Are approximately one million PCs with Windwos 7 and Windows Server 2008 at risk of a hacker attack due to a flaw recently discovered by Check Point, an Israeli company expert in cybersecurity, and called “BlueKeep“. The company explains that computers affected by this vulnerability can become infected with ransomware and cryptomining viruses. That is, those viruses that block our data by encrypting it, to then ask us for a ransom, and those that install in the background and use the power of our PC to mint cryptocurrencies on behalf of hackers.
According to Check Point, though, at the moment no hacker has exploited BlueKeep but, as Maya Horowitz, Threat Intelligence and Research Director at Check Point explains, “While there have not yet been any attacks that exploit it, several proofs of public exploit feasibility have been developed. We agree with Microsoft and other cyber-security observers that BlueKeep could be used to launch cyber-attacks similar to the massive 2017 WannaCry and NotPetya campaigns ”.

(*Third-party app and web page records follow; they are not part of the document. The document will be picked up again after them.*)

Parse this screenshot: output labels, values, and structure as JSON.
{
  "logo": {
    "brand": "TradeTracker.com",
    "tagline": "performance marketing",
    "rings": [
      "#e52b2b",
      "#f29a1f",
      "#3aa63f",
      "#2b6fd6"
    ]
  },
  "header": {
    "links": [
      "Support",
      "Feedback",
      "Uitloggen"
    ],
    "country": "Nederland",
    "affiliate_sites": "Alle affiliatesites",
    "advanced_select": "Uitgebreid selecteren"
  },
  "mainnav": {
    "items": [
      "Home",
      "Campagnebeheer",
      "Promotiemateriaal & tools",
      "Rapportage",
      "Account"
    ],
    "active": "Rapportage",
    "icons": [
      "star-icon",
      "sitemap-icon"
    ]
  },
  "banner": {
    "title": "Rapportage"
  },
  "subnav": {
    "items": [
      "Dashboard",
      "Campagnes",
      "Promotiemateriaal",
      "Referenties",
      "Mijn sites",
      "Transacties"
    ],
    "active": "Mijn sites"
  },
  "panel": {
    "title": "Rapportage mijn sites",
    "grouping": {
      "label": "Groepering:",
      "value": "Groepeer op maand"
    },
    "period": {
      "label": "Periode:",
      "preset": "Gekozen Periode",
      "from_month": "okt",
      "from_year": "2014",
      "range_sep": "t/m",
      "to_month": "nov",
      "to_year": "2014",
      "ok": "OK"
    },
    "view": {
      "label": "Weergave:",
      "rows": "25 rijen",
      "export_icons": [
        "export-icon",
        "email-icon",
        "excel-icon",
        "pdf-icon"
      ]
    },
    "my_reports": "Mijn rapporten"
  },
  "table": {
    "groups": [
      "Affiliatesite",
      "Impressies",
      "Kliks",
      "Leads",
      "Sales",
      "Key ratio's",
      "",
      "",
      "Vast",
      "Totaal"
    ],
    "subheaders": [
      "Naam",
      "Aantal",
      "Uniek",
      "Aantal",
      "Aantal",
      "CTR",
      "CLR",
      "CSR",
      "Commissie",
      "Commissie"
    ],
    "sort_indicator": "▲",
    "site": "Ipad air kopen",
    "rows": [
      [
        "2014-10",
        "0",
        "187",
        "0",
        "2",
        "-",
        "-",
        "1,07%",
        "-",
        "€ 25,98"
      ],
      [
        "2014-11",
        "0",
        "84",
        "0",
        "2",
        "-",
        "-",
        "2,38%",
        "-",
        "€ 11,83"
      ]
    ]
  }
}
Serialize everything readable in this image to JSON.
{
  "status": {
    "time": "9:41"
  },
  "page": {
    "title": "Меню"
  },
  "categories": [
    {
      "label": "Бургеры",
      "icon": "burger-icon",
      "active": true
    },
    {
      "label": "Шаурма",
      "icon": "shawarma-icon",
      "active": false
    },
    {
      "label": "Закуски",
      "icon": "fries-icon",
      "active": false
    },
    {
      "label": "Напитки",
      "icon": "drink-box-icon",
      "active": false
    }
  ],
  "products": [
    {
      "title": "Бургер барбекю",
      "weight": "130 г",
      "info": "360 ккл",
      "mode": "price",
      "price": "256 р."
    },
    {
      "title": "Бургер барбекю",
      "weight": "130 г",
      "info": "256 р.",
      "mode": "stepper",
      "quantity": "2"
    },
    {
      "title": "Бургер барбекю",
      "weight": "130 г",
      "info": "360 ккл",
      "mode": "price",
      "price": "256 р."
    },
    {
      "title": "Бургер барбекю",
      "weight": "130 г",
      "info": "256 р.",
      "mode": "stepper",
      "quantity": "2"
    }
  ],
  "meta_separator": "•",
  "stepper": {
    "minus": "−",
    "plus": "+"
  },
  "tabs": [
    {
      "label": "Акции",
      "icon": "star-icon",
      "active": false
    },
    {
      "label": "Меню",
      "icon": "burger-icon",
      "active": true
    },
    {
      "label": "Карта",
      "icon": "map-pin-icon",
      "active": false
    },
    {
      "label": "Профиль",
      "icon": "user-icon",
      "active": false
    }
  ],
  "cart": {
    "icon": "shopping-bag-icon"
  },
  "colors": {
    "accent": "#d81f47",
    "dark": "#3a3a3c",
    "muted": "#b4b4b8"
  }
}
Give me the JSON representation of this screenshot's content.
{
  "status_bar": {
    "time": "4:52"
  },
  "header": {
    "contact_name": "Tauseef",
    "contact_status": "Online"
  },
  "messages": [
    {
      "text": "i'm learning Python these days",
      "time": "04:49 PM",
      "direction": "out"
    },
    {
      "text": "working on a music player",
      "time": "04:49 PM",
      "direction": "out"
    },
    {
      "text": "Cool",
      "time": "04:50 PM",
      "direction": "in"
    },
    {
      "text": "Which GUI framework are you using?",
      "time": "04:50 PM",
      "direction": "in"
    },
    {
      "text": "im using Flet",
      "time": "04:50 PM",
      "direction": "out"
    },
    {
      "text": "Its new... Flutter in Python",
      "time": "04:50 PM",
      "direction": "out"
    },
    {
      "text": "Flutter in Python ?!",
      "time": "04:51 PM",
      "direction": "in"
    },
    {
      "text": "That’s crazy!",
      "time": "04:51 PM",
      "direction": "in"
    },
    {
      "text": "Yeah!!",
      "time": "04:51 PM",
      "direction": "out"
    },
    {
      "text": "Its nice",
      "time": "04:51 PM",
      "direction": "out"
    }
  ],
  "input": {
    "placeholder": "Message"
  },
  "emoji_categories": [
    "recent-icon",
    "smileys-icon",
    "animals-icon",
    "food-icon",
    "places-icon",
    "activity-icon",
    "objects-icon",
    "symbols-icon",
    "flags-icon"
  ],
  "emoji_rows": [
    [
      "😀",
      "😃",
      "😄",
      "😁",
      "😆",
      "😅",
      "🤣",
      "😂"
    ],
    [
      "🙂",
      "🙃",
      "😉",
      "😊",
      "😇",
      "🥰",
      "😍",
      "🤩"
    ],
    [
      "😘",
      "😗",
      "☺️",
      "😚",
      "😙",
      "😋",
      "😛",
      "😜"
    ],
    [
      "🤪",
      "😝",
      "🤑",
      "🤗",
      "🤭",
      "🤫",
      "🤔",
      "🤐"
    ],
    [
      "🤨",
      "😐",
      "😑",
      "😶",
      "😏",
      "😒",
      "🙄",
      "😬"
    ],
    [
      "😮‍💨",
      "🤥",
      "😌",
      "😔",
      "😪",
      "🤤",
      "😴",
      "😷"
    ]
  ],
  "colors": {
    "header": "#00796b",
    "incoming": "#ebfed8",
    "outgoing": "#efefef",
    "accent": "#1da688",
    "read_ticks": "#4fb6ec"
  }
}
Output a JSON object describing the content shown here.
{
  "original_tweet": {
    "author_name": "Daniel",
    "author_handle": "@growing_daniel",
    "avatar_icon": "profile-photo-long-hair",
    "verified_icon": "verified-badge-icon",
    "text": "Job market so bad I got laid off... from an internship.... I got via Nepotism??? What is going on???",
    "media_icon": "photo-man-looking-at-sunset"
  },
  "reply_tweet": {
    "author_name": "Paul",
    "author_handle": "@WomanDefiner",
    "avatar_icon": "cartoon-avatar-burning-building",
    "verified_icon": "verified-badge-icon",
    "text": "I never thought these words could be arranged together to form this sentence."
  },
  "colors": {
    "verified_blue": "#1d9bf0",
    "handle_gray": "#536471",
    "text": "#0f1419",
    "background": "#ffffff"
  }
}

How BlueKeep works
Again, like many other Windows vulnerabilities discovered in the past such as SamSam and Dharma, BlueKeep is a flaw that depends on the RDP service (Microsoft Remote Desktop) which can be used to open a port on our devices. From this port, then, a hacker can let in a Trojan or other malware. As Horowitz explains: “A single computer with this anomaly can be used to infect an entire network. So any computers affected with Internet access can infect other vulnerable devices around the world, allowing the attack to spread exponentially, at an unstoppable rate. "
How to defend yourself from BlueKeep
CheckPoint, like many cybersecurity companies, works closely with Microsoft and makes known the vulnerabilities discovered only after Microsoft released the security patches that closes the open flaw. For defend yourself from BlueKeepTherefore, it is essential to download and install the patch for the Windows system installed on your computer. Furthermore, it is always a good idea to protect your devices and networks with robust security suites and also keep the virus definitions of such software up to date. In the case of BlueKeep, in fact, a widespread infection that affects all the others can start from a single PC connected to the network.
BlueKeep, the Windows flaw that puts a million PCs at risk